downward traction forces to maintain the midfoot region covered by the foot portion fabric 12 while the open mouths formed therebetween maintain skin-to-shoe contact at strategic locations on the foot.


In a preferred embodiment, as depicted in FIG. 2B, the "front" edge of instep collar 15 near the toes 14 is contoured in an arc-like manner following the contour of the ball of the foot for uniform forward and downward traction with minimal
tension between the lateral sides causing forefoot retention band 8 to remain securely attached to the front ball of the foot 18.  Similarly, the "rear" edge of instep collar 15 is also contoured in a rounded, arc-like manner following the contour of the
heel 26 to provide similar uniform downward and rearward traction with minimal lateral tension across the foot.


While this invention has been described in terms of several embodiments, it is contemplated that alterations, permutations, and equivalents thereof will become apparent to one of ordinary skill in the art upon reading this specification in view
of the drawings supplied herewith.  It is therefore intended that the invention and any claims related thereto include all such alterations, permutations, and equivalents that are encompassed by the spirit and scope of this invention.


* * * * *























				
DOCUMENT INFO
Description: 1. Technical FieldThe present invention relates in general to fitted garments such as are worn for dance performances and practice, and in particular, to an improved dancewear design providing increased comfort and utility without diminishing dancewear aesthetics. More particularly, the present invention relates to a dance tight having an improved foot stocking designed for providing maximum comfort and utility when worn for dance, gymnastics, and the like.2. Description of the Related ArtSpecially styled dance garments and costumes are often required for a variety of reasons relating to performance functionality and aesthetics. This is particularly true, for example, in classic dance practice and performance forums in whichdancers are required to wear one or more skintight garments covering the body from the neck down or from the waist down.
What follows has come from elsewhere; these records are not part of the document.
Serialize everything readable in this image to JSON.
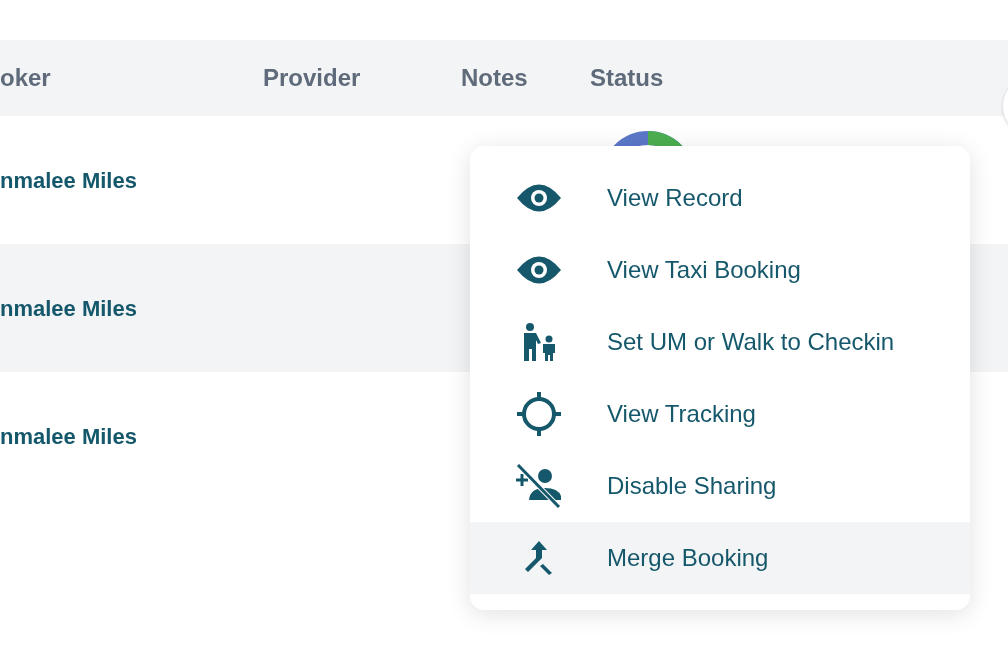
{
  "table": {
    "columns": [
      {
        "label": "oker"
      },
      {
        "label": "Provider"
      },
      {
        "label": "Notes"
      },
      {
        "label": "Status"
      }
    ],
    "rows": [
      {
        "booker": "nmalee Miles"
      },
      {
        "booker": "nmalee Miles"
      },
      {
        "booker": "nmalee Miles"
      }
    ]
  },
  "context_menu": {
    "items": [
      {
        "kind": "eye",
        "label": "View Record",
        "highlighted": false
      },
      {
        "kind": "eye",
        "label": "View Taxi Booking",
        "highlighted": false
      },
      {
        "kind": "walk",
        "label": "Set UM or Walk to Checkin",
        "highlighted": false
      },
      {
        "kind": "crosshair",
        "label": "View Tracking",
        "highlighted": false
      },
      {
        "kind": "no-share",
        "label": "Disable Sharing",
        "highlighted": false
      },
      {
        "kind": "merge",
        "label": "Merge Booking",
        "highlighted": true
      }
    ]
  }
}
As utilized herein, "tights" refer generally to such formfitting pant-like garments such as leortards, unitards and the like wornfrom the upper body, hip, or leg level area down to the feet of the wearer.A typical leotard dance tight design is elastically adhered around the wearer's waist and is anchored from the bottom by a particular stocking design. The three basic stocking designs used with dance tights include footed, footless andstirrup-type designs. Footless tights, as the name implies, have no foot covering or "stocking" portion and are used for practicing or performing dance, gymnastics, and the like, without shoes, while footed tights include generally enclosed pockets intowhich the wearer's feet are enclosed when the garment is worn in a similar manner as full footed pantyhose. Stirrup designs utilize straps passing under the arches of the wearer's feet and in this manner are typically utilized to maintain a straightdownward traction on the leg portions of the tights. A hybrid of the footless and footed tights design is disclosed in U.S. Pat. No. 6,047,571, issued to Juniman, which describes a stocking havi